- IG places police on red alert nationwide
By Kingsley Nwezeh in Abuja with agency reports
The Chief of Army Staff, Lt General Tukur Buratai, yesterday charged war commanders in the North-east to embrace a new war strategy “super camp” which he said would serve as a launching pad for mobile offensive operations against terrorist group, Boko Haram and the Islamic State for West Africa Province (ISWAP).
His charge came as Boko Haram launched a fresh offensive on an Internally Displaced Persons (IDPs) Camp in Dalori that threw residents of Maiduguri, Borno State into panic, prompting the Nigerian Air Force (NAF) to scramble fighter jets to patrol the city.
On his part, the Inspector-General of Police, Mohammed Adamu, has ordered immediate beef-up of security in all the states of the federation and the Federal Capital Territory (FCT) even as the Islamic Movement of Nigeria (IMN), said 20 members of the group were killed within one week of clashes with Police during its protests that turned violent in Abuja, leading to the death of a deputy commissioner of police and a Channels TV reporter.
Speaking at a maiden workshop organised by Army Headquarters Department of Training and Operations (DATOPS) held for commanders, commanding officers and staff officers of Operation Lafiya Dole on the concept of “super camp” held at the 25 Task Force Brigade (Super Camp 2), Damboa, Borno State, Buratai , who was represented by the Chief of Training and Operations (Army), Major General Enobong Udoh, charged the participants to take the workshop seriously, as the concept of the super camp was a force multiplier that allows for concentration of manpower and resources.
He commended the participants for their sacrifices to the country and for being good ambassadors of the Nigerian Army.
In his welcome address, the Theatre Commander, Operation Lafiya Dole, Major General Benson Akinroluyo, praised Buratai for the new super camp concept, which he said “would serve as launching pad for mobile offensive operations in containing and denying the Boko Haram terrorists/criminals freedom of action in identified areas across the theatre”.
According to Akinroluyo, “Super camps would further boost force protection of troops while on camps, as well as enable them to project force through long distance patrols and ambushes to dominate their areas of operation.”
Meanwhile, Boko Haram launched fresh attacks on an IDP Camp in Dalori, a situation that threw residents of Maiduguri into panic.
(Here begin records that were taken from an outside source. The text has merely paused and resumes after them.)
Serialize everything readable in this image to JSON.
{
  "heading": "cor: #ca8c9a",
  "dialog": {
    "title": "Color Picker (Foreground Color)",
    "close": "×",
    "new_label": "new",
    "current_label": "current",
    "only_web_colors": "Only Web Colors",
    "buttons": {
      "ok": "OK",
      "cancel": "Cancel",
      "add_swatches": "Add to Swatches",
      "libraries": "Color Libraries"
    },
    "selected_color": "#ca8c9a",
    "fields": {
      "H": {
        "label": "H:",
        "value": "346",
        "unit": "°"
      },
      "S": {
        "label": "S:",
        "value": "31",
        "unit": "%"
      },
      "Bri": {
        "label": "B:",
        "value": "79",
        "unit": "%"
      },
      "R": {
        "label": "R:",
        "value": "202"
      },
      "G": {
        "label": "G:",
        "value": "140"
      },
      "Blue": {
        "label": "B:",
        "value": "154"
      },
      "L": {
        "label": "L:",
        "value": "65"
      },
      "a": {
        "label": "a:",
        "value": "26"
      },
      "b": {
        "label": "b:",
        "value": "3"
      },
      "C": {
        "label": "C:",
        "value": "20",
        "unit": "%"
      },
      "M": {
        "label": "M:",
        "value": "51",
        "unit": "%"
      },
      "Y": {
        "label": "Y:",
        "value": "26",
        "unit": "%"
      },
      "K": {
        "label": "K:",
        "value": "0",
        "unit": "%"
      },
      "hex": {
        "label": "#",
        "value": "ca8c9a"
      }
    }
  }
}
The attacks prompted the Nigerian Air Force to deploy fighter jets to patrol the city.
The attack took place Thursday night. “The attack caused panic in the camp with many displaced persons fleeing in droves.
“Those in neighbouring camp at the University of Maiduguri were also in fear that the attack might extend to their campus,” residents said.
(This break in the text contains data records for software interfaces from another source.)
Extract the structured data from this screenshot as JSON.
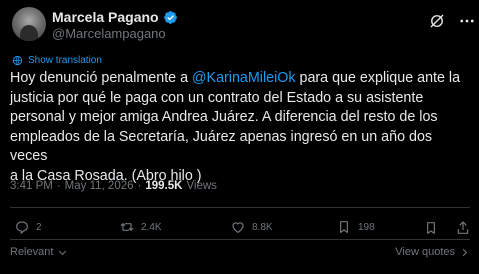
{
  "author": {
    "display_name": "Marcela Pagano",
    "handle": "@Marcelampagano",
    "verified_icon": "verified-badge-icon"
  },
  "translation": {
    "label": "Show translation"
  },
  "tweet": {
    "text_before": "Hoy denunció penalmente a ",
    "mention": "@KarinaMileiOk",
    "text_after": " para que explique ante la\njusticia por qué le paga con un contrato del Estado a su asistente\npersonal y mejor amiga Andrea Juárez. A diferencia del resto de los\nempleados de la Secretaría, Juárez apenas ingresó en un año dos veces\na la Casa Rosada.  (Abro hilo      )"
  },
  "meta": {
    "time": "3:41 PM",
    "separator": "·",
    "date": "May 11, 2026",
    "views_count": "199.5K",
    "views_label": "Views"
  },
  "actions": {
    "replies": "2",
    "reposts": "2.4K",
    "likes": "8.8K",
    "bookmarks": "198"
  },
  "footer": {
    "sort_label": "Relevant",
    "quotes_label": "View quotes"
  },
  "colors": {
    "background": "#000000",
    "text": "#e7e9ea",
    "muted": "#71767b",
    "accent": "#1d9bf0",
    "divider": "#2f3336"
  }
}
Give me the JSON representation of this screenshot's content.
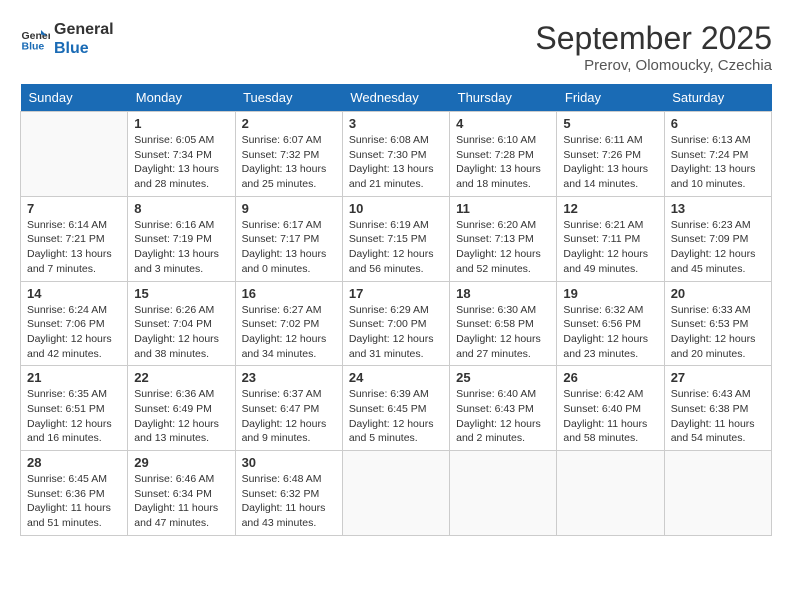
{
  "logo": {
    "line1": "General",
    "line2": "Blue"
  },
  "title": "September 2025",
  "subtitle": "Prerov, Olomoucky, Czechia",
  "weekdays": [
    "Sunday",
    "Monday",
    "Tuesday",
    "Wednesday",
    "Thursday",
    "Friday",
    "Saturday"
  ],
  "weeks": [
    [
      {
        "day": "",
        "info": ""
      },
      {
        "day": "1",
        "info": "Sunrise: 6:05 AM\nSunset: 7:34 PM\nDaylight: 13 hours\nand 28 minutes."
      },
      {
        "day": "2",
        "info": "Sunrise: 6:07 AM\nSunset: 7:32 PM\nDaylight: 13 hours\nand 25 minutes."
      },
      {
        "day": "3",
        "info": "Sunrise: 6:08 AM\nSunset: 7:30 PM\nDaylight: 13 hours\nand 21 minutes."
      },
      {
        "day": "4",
        "info": "Sunrise: 6:10 AM\nSunset: 7:28 PM\nDaylight: 13 hours\nand 18 minutes."
      },
      {
        "day": "5",
        "info": "Sunrise: 6:11 AM\nSunset: 7:26 PM\nDaylight: 13 hours\nand 14 minutes."
      },
      {
        "day": "6",
        "info": "Sunrise: 6:13 AM\nSunset: 7:24 PM\nDaylight: 13 hours\nand 10 minutes."
      }
    ],
    [
      {
        "day": "7",
        "info": "Sunrise: 6:14 AM\nSunset: 7:21 PM\nDaylight: 13 hours\nand 7 minutes."
      },
      {
        "day": "8",
        "info": "Sunrise: 6:16 AM\nSunset: 7:19 PM\nDaylight: 13 hours\nand 3 minutes."
      },
      {
        "day": "9",
        "info": "Sunrise: 6:17 AM\nSunset: 7:17 PM\nDaylight: 13 hours\nand 0 minutes."
      },
      {
        "day": "10",
        "info": "Sunrise: 6:19 AM\nSunset: 7:15 PM\nDaylight: 12 hours\nand 56 minutes."
      },
      {
        "day": "11",
        "info": "Sunrise: 6:20 AM\nSunset: 7:13 PM\nDaylight: 12 hours\nand 52 minutes."
      },
      {
        "day": "12",
        "info": "Sunrise: 6:21 AM\nSunset: 7:11 PM\nDaylight: 12 hours\nand 49 minutes."
      },
      {
        "day": "13",
        "info": "Sunrise: 6:23 AM\nSunset: 7:09 PM\nDaylight: 12 hours\nand 45 minutes."
      }
    ],
    [
      {
        "day": "14",
        "info": "Sunrise: 6:24 AM\nSunset: 7:06 PM\nDaylight: 12 hours\nand 42 minutes."
      },
      {
        "day": "15",
        "info": "Sunrise: 6:26 AM\nSunset: 7:04 PM\nDaylight: 12 hours\nand 38 minutes."
      },
      {
        "day": "16",
        "info": "Sunrise: 6:27 AM\nSunset: 7:02 PM\nDaylight: 12 hours\nand 34 minutes."
      },
      {
        "day": "17",
        "info": "Sunrise: 6:29 AM\nSunset: 7:00 PM\nDaylight: 12 hours\nand 31 minutes."
      },
      {
        "day": "18",
        "info": "Sunrise: 6:30 AM\nSunset: 6:58 PM\nDaylight: 12 hours\nand 27 minutes."
      },
      {
        "day": "19",
        "info": "Sunrise: 6:32 AM\nSunset: 6:56 PM\nDaylight: 12 hours\nand 23 minutes."
      },
      {
        "day": "20",
        "info": "Sunrise: 6:33 AM\nSunset: 6:53 PM\nDaylight: 12 hours\nand 20 minutes."
      }
    ],
    [
      {
        "day": "21",
        "info": "Sunrise: 6:35 AM\nSunset: 6:51 PM\nDaylight: 12 hours\nand 16 minutes."
      },
      {
        "day": "22",
        "info": "Sunrise: 6:36 AM\nSunset: 6:49 PM\nDaylight: 12 hours\nand 13 minutes."
      },
      {
        "day": "23",
        "info": "Sunrise: 6:37 AM\nSunset: 6:47 PM\nDaylight: 12 hours\nand 9 minutes."
      },
      {
        "day": "24",
        "info": "Sunrise: 6:39 AM\nSunset: 6:45 PM\nDaylight: 12 hours\nand 5 minutes."
      },
      {
        "day": "25",
        "info": "Sunrise: 6:40 AM\nSunset: 6:43 PM\nDaylight: 12 hours\nand 2 minutes."
      },
      {
        "day": "26",
        "info": "Sunrise: 6:42 AM\nSunset: 6:40 PM\nDaylight: 11 hours\nand 58 minutes."
      },
      {
        "day": "27",
        "info": "Sunrise: 6:43 AM\nSunset: 6:38 PM\nDaylight: 11 hours\nand 54 minutes."
      }
    ],
    [
      {
        "day": "28",
        "info": "Sunrise: 6:45 AM\nSunset: 6:36 PM\nDaylight: 11 hours\nand 51 minutes."
      },
      {
        "day": "29",
        "info": "Sunrise: 6:46 AM\nSunset: 6:34 PM\nDaylight: 11 hours\nand 47 minutes."
      },
      {
        "day": "30",
        "info": "Sunrise: 6:48 AM\nSunset: 6:32 PM\nDaylight: 11 hours\nand 43 minutes."
      },
      {
        "day": "",
        "info": ""
      },
      {
        "day": "",
        "info": ""
      },
      {
        "day": "",
        "info": ""
      },
      {
        "day": "",
        "info": ""
      }
    ]
  ]
}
Eyewitness accounts said the insurgents attempted to invade Maiduguri but met stiff resistance from ground troops, forcing them to focus attacks on the IDP camp.
“Air Force surveillance helicopters were also sighted hovering over the city while the military dispatched a back-up sighted racing towards the camp,” reports said.
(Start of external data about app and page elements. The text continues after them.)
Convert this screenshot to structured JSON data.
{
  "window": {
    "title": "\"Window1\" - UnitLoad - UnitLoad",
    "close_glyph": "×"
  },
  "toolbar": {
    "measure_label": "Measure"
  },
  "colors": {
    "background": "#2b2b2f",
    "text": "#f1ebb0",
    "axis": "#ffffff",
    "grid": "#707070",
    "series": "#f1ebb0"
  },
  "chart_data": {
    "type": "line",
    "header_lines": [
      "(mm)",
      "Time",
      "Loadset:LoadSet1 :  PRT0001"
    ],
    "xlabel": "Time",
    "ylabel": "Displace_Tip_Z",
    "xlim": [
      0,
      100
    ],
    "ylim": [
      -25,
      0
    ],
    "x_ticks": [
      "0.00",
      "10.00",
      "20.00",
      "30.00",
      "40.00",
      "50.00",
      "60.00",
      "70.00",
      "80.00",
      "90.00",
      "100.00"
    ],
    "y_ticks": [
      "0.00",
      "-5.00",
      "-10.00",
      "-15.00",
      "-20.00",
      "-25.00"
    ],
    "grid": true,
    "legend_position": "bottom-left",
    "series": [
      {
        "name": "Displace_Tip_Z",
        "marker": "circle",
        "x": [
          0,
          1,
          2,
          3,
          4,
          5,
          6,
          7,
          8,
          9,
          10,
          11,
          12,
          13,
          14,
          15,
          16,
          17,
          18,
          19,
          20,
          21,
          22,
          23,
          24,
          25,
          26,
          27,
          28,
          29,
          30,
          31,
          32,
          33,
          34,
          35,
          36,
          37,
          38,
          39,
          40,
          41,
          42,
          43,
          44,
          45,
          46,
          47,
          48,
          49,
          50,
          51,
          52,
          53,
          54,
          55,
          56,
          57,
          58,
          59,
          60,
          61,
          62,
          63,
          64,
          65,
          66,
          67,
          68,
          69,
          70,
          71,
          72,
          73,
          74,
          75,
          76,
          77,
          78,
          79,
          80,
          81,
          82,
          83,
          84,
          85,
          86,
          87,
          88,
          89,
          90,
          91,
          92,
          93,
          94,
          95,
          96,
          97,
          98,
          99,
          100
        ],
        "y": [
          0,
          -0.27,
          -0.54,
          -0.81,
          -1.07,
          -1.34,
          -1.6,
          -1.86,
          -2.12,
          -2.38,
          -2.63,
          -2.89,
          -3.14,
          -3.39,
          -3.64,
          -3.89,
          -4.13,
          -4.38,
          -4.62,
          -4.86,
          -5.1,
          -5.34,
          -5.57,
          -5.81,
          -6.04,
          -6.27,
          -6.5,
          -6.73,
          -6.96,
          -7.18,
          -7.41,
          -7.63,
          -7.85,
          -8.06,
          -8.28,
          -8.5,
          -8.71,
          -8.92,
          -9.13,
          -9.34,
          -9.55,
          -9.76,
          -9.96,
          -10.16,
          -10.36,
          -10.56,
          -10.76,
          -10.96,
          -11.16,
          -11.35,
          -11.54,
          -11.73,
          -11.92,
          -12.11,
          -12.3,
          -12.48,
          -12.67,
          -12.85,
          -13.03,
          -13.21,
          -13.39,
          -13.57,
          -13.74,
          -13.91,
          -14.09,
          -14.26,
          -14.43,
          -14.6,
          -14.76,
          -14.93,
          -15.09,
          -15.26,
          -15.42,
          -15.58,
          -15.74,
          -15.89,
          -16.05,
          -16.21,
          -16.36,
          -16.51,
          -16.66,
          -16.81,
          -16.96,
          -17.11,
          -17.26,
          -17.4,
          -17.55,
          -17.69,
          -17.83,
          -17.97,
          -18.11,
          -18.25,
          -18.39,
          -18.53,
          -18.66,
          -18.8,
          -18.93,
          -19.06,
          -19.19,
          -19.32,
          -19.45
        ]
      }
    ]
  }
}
Meanwhile, the Inspector-General of Police, Mohammed Adamu, yesterday, ordered security beef-up in the 36 states and the FCT.
A statement issued by the Force Public Relations Officer (FPRO), Frank Mba, said Zonal Assistant Inspectors-General of Police and Commissioners of Police in the states were ordered to ensure that security arrangements were put in place.
Mba, a Deputy Commissioner of Police, said the recent order followed violent protests and unrests by the Shiite group.
The IGP assured citizens that “proactive measures including aerial surveillance of major cities have been emplaced to ensure the safety and security of lives and property of all Nigerians.
“In addition, Zonal Assistant Inspectors-General of Police (AIGs) and Commissioners of Police (CPs) nationwide have been mandated to ensure customised security arrangements are put in place in their area of responsibilities (AORs) to checkmate the activities of criminals and any possible threat to public peace”, he said.
The IGP enjoined citizens to be wary of circulating unsubstantiated security advisories capable of creating undue fear, panic and apprehension in the country.
Adamu, according to the FPRO, further warned all would be protesters to ensure they express their grievances within the ambit of the law so as not to infringe on the constitutional rights of other citizens or cause breach of public peace.
But the Shiite group said at least 20 of its members were killed this week, group spokesman, Abdullahi Musa, said, during a series of protests that show little sign of ending despite the increasing death toll.
The death toll may be as high as 25, he said.
Members of the Shi’ite Islamic Movement of Nigeria (IMN) have been marching in the capital Abuja calling for the release of their leader, Ibrahim Zakzaky, who has been in detention since 2015 despite a court order to release him.
Nigerian police met the protests with gunfire and tear gas. A journalist and a senior police officer also died after Monday’s march.
Most of the people were killed on Monday, with four others having since died in police custody from their bullet wounds, the spokesman said.
“More might die in police custody, because there are at least 15 people who are in the detention center with various degrees of bullet wounds, without medication,” another member said.